I mean cranberry tea. Not cranberry-flavored tea leaves but hot tea brewed from fresh berries. Spiced with cloves, it will be wonderful for the holidays.
I tasted this beautiful red drink at a lunch in Bandon, Oregon, a coastal town where cranberries and many other delicious things grow in abundance.
The lunch, which took place in a glassed-in picnic shelter by Bandon's crab dock, offered a wondrous glimpse into a way of life where people don't go to the market to buy crab or salmon, they fish it themselves. Where wild mushrooms that cost a fortune in big cities are free for the taking. Where berries don't come in little green plastic containers but in whatever basket you grab to go picking.
A lot of chefs talk about fresh ingredients, but Iverson sources and harvests many of them himself, like the marinated wild mushrooms that he prepared for the lunch. His own farm yielded pine mushroms and three types of chanterelles, white, yellow and black, that were bigger, meatier and almost unrecognizable compared to the mushrooms most of us eat.

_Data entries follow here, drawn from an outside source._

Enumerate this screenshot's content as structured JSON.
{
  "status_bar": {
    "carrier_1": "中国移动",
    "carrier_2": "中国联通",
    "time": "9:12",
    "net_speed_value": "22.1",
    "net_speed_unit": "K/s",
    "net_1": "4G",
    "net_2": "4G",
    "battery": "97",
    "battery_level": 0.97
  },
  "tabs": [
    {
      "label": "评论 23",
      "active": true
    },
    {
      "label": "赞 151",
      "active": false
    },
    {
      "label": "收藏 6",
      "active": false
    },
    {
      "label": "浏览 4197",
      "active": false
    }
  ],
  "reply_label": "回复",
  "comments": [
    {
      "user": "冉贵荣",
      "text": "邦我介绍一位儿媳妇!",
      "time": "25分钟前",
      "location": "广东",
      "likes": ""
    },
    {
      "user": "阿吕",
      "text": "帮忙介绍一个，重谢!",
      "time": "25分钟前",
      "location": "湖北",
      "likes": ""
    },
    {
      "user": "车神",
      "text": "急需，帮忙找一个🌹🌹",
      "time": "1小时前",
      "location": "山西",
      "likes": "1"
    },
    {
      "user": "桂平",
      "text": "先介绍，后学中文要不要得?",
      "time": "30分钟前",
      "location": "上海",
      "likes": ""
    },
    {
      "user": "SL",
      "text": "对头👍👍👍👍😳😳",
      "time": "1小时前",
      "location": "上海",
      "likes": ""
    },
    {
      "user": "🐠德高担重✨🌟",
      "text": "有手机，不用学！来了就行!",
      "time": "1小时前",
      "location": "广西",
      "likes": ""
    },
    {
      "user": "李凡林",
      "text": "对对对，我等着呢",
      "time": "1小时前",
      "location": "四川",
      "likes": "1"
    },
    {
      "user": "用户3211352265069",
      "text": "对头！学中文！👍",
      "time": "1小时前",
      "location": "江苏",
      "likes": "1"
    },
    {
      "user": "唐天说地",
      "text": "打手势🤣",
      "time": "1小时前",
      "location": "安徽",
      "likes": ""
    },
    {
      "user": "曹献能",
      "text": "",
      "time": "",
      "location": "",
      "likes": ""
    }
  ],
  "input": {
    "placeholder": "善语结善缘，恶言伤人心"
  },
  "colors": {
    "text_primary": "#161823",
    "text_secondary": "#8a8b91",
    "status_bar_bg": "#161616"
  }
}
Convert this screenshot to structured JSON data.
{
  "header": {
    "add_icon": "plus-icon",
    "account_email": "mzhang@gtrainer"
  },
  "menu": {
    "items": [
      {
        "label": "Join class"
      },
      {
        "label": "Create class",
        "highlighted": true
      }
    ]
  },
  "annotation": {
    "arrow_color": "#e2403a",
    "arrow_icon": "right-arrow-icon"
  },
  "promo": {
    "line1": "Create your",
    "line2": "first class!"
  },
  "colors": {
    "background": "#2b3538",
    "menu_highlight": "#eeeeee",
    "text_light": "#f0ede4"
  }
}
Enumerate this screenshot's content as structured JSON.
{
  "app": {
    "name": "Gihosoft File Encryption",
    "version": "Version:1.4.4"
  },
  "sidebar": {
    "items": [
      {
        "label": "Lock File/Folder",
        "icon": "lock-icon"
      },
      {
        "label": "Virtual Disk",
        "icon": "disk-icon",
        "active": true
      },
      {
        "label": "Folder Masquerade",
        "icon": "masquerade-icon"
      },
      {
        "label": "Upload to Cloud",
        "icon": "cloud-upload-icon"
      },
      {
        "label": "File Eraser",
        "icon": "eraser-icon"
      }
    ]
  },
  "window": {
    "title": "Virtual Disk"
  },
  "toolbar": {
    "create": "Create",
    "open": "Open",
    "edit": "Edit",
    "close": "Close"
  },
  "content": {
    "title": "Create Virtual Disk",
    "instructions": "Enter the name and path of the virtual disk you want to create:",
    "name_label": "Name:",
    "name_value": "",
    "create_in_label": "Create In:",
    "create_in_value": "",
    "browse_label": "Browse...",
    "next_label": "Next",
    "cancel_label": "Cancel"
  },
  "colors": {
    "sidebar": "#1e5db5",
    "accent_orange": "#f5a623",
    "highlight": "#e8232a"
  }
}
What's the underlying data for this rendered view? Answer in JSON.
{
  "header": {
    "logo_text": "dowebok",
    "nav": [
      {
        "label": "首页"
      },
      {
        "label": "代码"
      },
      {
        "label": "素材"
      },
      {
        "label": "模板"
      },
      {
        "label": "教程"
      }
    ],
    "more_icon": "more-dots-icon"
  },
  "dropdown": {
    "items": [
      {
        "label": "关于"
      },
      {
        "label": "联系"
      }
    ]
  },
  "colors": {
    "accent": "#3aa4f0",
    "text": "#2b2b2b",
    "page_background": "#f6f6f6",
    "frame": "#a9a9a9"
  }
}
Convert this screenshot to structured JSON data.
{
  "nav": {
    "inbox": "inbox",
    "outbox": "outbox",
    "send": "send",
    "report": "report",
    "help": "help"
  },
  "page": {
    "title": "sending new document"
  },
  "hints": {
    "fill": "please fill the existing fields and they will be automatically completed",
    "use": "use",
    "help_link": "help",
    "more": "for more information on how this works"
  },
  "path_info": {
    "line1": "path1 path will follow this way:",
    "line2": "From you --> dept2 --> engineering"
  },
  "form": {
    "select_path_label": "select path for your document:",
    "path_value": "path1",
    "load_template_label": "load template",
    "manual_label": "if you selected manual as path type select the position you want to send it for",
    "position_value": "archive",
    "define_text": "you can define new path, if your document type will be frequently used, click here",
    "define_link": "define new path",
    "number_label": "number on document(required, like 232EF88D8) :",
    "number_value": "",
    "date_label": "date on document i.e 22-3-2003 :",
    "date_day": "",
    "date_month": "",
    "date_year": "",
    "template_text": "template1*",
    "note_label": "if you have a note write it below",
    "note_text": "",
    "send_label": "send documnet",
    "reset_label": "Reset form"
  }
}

His shrimp platter with cocktail sauce was nothing like the usual watery, over-refrigerated shrimp platters that show up at cocktail parties. Iverson used tender, sweet, locally-caught spot prawns. I have never tasted prawns that fresh and good.
Dungeness crab appeared in curried crab salad sandwiches on onion-dill bread baked at the restaurant.
Fresh-picked berries went into the dessert, a brioche cranberry custard tart with wild huckleberry topping. The recipe was developed by Iverson and Lord Bennett's pastry chef, Rosie Brookshier.
The cranberries came from a bog farmed by Iverson's wife, Bonnie. They were ground, soaked in raspberry liqueur for five days, cooked, sweetened and added to the custard. Iverson picked the huckleberries for the topping. And both of them squeezed apples to make fresh cider for the lunch.
Bandon is a quiet town with only 3,000 inhabitants, oriented toward fishing and tourism, and proud that it is the cranberry capital of the West. Gift shops with Oregon products line the streets by the boardwalk, a pleasant place to lounge in good weather.
Someday I hope to eat at Lord Bennett's. The dining room has a magnificent view of the ocean, and the menu offers Bandon shrimp dishes, crab cakes, crab salad and other local specialties.
Meanwhile, I'm making cranberry tea from Bonnie Iverson's recipe.
Lord Bennett's Restaurant and Lounge is located at 1695 Beach Loop Drive, Bandon-by-the-Sea, OR 97411. Tel: (541) 347-3663.
3 cups cranberries
1 quart plus 1 cup water
½ cup strained fresh orange juice
1 tablespoon plus 1 teaspoon lemon juice
½ cup sugar
15 whole cloves
Combine the cranberries and 1 quart water in a large saucepan. Bring to a boil and cook until all the cranberries have popped. Strain the liquid into a bowl. Discard the berries. Add the orange and lemon juices.
Combine the sugar and 1 cup water in a small saucepan. Heat and stir until the sugar is dissolved. Add the cloves and bring to a boil. Remove from the heat and let stand 15 minutes to infuse. Strain the syrup into the cranberry mixture and stir. Serve hot.
Makes 6 servings.